Bread Better: Meet Wheat

In their raw form, grains of wheat do not look particularly appetizing – they're small, dense, and covered in a tough woody coat six layers thick. This is actually the fruit of the wheat plant, and, as difficult as this may be to believe, that tough little kernel has a distant kinship with much more edible fruit.

Fruits are characterized by an outer layer of tissue called the pericarp. In most cases, the pericarp is fleshy, like in apples, oranges, or bananas (to name a few examples). Nuts, in contrast, have a dry, woody pericarp. Wheat, as with all members of the grass family, share this woody pericarp, but it is reduced in size and fused to the seed itself, leading to a separate classification as a “caryopsis” (“berry,” being more recognizable and easier to pronounce, has most certainly been the more popular, if botanically incorrect, nomenclature).

This structure is indicative of the grasses' evolutionary strategy. When dealing with animals, many fruit-bearing plants have decided that if they couldn't beat us, they might as well join us and offer us a tasty reward for spreading their seeds in the form of fruit. Under ideal circumstances, the animals eat the fruit, swallow the seeds whole, and pass them undamaged through the digestive tract to leave them behind in a nice little dollop of fertilizer some distance away from the parent plant.

Grasses, on the other hand, tend to put less stock in long-distance dispersal and more in guaranteeing the success of their offspring by providing a richer store of nutrients. If your strategy as a seed relies on being swallowed, then your potential size is constrained by the diameter of your animal disperser's gullet. This is a particular problem for seeds from fruit dispersed by small animals, such as strawberries or blackberries.
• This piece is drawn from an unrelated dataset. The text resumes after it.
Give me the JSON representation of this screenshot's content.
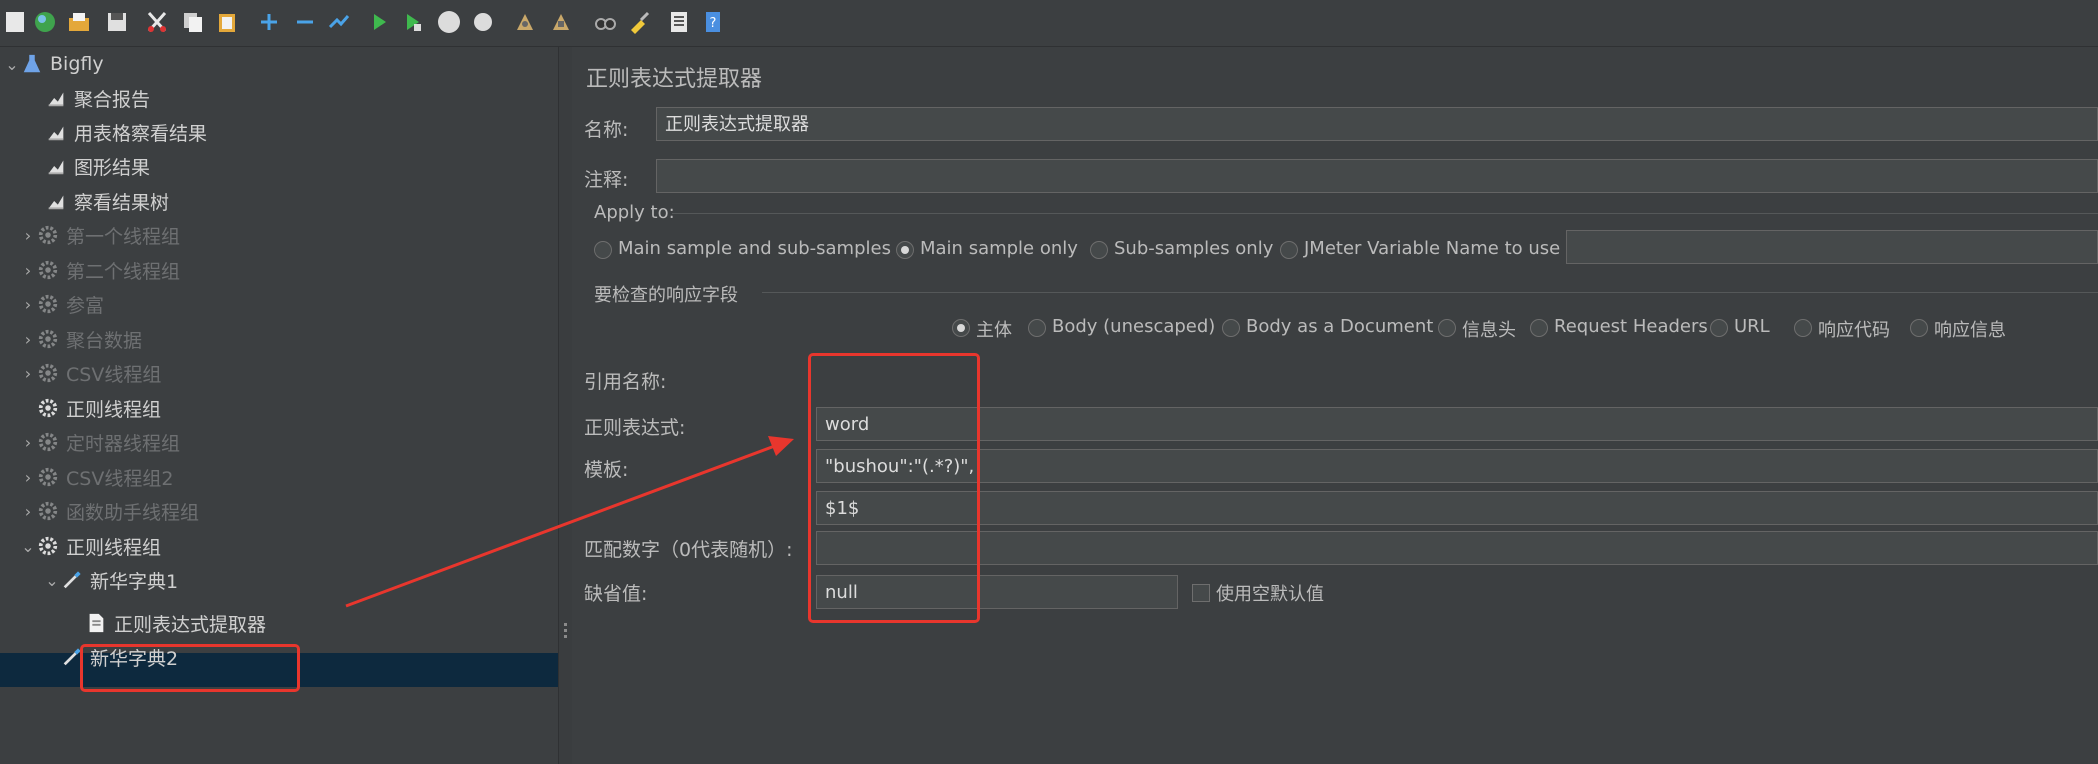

Grasses instead produce larger seeds with more nutrients that don't scatter as far from the parent plant. Since they've decided to skimp on bribing animals, they have to sheathe their seeds in tough woody layers to avoid being eaten. Animals, being crafty, have found a workaround: grind the grains up with stones, a strategy employed both by humans and birds.

Cross section of a wheat kernel, showing the three primary layers. The starchy endosperm, (white) dwarfs the comparatively small embryo which it nourishes, allowing the young seedling to take off quickly once it germinates. Source. 

Cross section of a wheat kernel, showing the three primary layers. The starchy endosperm, (white) dwarfs the comparatively small embryo which it nourishes, allowing the young seedling to take off quickly once it germinates. Source. 

In a wheat grain, both the pericarp and the seed coat (or testa) are collectively known as the bran. The bran, being quite closely related to wood, is rich in fiber. A third layer, known as the aleurone layer, separates from the interior of the grain with the bran. Aleurone is a storage protein (like glutenin and gliadin) that holds onto fats as well as some vitamins and minerals, making bran a good source of magnesium, manganese, and selenium. Finally, the bran is home to a compound known as phytic acid, a complex molecule built to store phosphorus until it's needed for DNA synthesis when the seed germinates.

The next layer in the wheat grain is the endosperm, which forms the majority of the grain's weight and caloric content. This layer consists mainly of starch and the storage proteins gluten and gliadin, which serve to fuel the growth of the young seedling. White flour is primarily made up by of endosperm.

The final layer of the grain is the most important: the germ. The germ is an embryonic plant, packed up and dormant until the seed imbibes water and the hull begins to split. The germ holds a lot of important enzymes for taking apart the rest of the wheat grain – proteases for digesting storage proteins, amylases for turning starches into sugars, and phosphatases for breaking up phytic acid.

When the grain is ground, all of these compounds end up in the final product to a greater or lesser degree. Yet, were you to go eat a spoonful of raw flour, it would taste a lot like eating sawdust. To really become palatable, flour requires a lot more processing. In my next post, I'll explain how we can turn a pile of starch, protein, and enzymes into something worthy of the dinner table. Until then, stay hungry!